The reply should contain each record below, returned exactly as given.

#####

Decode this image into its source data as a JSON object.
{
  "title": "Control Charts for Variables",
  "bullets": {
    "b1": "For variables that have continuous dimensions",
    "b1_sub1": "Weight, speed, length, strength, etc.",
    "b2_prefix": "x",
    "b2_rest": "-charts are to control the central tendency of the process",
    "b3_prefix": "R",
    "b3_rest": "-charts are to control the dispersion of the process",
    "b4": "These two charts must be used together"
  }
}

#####

**Output of the task**
Decode this image into its source data as a JSON object.
{
  "title": "Control Charts for Variables",
  "bullets": {
    "b1": "For variables that have continuous dimensions",
    "b1_sub1": "Weight, speed, length, strength, etc.",
    "b2_prefix": "x",
    "b2_rest": "-charts are to control the central tendency of the process",
    "b3_prefix": "R",
    "b3_rest": "-charts are to control the dispersion of the process",
    "b4": "These two charts must be used together"
  }
}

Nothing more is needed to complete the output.